Bag ventilation masks come in different sizes but, here, we've just got two. This is the pediatric version and this is an adult version. What we're going to do really is concentrate on the adult version. The mask itself has a bag here. And what you'd normally do with them is just extend it to expose the whole layer of the bag. And the components on here is the mask works very similar to the oral-nasal or pocket mask. And you've got an air-filled sack around the outside, which seals onto the face. You can actually remove these and put different size masks on, should you need to. On here is just where you're squeezing down, which is forcing the air into the lungs. When you let go, it's sucking more air back in. On this end, we've got a removable bag. Now, this is for oxygen use.

If you're just using this without oxygen, you'd use it without a bag on the end. When you squeeze it, the air is coming out through the mouthpiece. When you let go, it's being sucked back in through the one-way valves on this end. If you've got oxygen available, then this can help a lot. By doing these breaths, you're actually blowing 21% oxygen into the patient. If you're doing normal CPR, your body, you take in 21%, your body uses 5%, so when you exhale, it's 16. You've got a 5% increase in the oxygen percentage just by using this. With supplementary oxygen, what we do is we place the oxygen bag onto the bottom and then we'd use a piece of oxygen hosing, which would go straight on to the O2 cylinder. Plug that in onto the O2 inlet valve. And then, as the oxygen is turned on, this bag on the end is going to expand as it fills up with oxygen.
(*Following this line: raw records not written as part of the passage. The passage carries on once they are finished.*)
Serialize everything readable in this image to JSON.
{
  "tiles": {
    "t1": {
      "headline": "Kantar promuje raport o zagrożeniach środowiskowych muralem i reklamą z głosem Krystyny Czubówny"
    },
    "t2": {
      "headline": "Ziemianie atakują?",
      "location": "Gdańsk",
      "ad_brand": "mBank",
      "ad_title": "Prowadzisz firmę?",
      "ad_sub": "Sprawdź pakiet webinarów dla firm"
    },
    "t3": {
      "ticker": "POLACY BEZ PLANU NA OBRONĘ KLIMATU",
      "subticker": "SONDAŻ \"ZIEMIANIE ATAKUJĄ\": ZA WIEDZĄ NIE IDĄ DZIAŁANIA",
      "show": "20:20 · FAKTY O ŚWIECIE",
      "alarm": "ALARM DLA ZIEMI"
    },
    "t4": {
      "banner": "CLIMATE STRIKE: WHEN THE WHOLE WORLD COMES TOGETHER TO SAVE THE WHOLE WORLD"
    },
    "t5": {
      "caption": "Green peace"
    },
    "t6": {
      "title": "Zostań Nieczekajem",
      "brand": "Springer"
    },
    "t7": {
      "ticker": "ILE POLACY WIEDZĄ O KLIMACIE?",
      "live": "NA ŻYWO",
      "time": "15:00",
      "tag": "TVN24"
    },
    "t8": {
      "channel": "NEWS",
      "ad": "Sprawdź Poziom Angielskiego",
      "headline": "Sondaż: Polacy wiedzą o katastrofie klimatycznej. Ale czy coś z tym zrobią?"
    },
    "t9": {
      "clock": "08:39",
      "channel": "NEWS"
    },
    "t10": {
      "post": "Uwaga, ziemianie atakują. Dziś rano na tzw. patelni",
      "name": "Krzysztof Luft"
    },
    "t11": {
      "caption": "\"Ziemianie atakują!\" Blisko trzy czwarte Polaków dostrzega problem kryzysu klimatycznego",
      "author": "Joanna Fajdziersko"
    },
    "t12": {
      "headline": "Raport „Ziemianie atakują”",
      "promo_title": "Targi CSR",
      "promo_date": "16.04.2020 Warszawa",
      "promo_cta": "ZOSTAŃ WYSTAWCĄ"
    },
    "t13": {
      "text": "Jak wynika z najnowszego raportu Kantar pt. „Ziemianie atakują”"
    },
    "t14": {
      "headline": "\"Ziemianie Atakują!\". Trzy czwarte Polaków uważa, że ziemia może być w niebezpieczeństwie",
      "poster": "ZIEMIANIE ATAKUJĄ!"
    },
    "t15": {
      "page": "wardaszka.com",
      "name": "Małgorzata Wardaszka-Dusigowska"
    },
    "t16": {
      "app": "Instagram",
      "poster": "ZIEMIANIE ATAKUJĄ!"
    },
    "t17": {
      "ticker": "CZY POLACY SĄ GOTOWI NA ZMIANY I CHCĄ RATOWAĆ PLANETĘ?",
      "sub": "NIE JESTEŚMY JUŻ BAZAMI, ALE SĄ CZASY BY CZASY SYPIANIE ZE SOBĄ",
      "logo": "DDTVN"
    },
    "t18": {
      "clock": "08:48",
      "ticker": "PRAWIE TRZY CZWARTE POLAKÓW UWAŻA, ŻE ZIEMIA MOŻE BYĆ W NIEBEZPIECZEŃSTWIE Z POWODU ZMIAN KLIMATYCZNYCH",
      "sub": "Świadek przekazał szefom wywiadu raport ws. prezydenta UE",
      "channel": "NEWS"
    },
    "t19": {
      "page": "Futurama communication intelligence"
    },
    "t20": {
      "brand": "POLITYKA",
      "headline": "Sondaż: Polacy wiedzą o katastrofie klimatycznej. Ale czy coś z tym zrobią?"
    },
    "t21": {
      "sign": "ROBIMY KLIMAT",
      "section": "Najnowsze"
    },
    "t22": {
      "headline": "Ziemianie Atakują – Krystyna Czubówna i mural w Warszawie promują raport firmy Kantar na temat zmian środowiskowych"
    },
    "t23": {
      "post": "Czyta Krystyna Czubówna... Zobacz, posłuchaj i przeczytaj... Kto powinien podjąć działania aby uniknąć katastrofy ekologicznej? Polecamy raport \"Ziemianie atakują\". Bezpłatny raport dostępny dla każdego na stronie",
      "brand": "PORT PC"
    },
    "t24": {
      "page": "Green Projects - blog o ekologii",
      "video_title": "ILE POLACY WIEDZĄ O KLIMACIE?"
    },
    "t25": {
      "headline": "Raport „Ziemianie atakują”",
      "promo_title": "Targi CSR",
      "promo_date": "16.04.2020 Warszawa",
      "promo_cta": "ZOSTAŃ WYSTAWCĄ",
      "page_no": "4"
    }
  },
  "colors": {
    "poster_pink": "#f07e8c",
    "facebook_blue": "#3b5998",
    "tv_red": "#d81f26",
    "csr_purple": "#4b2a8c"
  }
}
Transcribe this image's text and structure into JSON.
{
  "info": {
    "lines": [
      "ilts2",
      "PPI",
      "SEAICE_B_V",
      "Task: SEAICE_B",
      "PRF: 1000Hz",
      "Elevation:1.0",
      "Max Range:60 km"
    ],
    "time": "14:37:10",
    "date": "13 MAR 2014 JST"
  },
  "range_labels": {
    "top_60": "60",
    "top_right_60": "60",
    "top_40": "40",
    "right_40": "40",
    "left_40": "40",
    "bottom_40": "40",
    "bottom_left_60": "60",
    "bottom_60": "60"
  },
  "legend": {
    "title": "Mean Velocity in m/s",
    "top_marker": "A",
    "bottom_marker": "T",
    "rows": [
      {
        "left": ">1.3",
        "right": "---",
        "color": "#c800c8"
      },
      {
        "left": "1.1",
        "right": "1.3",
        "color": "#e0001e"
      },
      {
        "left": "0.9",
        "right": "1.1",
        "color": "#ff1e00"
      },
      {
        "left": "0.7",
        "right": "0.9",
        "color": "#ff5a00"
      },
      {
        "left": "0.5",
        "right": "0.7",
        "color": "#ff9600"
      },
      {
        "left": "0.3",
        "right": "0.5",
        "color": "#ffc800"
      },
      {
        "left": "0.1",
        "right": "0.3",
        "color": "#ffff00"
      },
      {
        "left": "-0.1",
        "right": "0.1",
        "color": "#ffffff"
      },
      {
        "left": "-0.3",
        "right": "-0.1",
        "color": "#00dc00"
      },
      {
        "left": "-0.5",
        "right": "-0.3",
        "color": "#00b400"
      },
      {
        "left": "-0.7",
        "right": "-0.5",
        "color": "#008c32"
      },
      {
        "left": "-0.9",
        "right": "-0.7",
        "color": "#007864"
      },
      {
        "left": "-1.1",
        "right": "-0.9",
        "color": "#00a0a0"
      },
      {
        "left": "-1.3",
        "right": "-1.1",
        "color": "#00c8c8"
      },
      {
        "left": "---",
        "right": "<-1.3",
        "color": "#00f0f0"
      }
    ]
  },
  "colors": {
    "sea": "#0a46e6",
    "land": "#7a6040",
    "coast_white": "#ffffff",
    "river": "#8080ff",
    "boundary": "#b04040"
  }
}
Just to prime the bag, you would just squeeze it a couple of times to actually flush out any of the air in there so it's replaced with 100% oxygen. Then, every time you then squeeze the bag, you're forcing oxygen 100% into the patient. When you let go, rather than take the air just out of the atmosphere, it's taking the oxygen out of the bag. You set the O2 to fill the bag up and keep the bag full of oxygen. If you're using something like this and you're using oxygen and you need to defibrillate, you do need to make sure you remove this away from the patient because there's always a risk of having pure oxygen and the potential with sparks and electricity.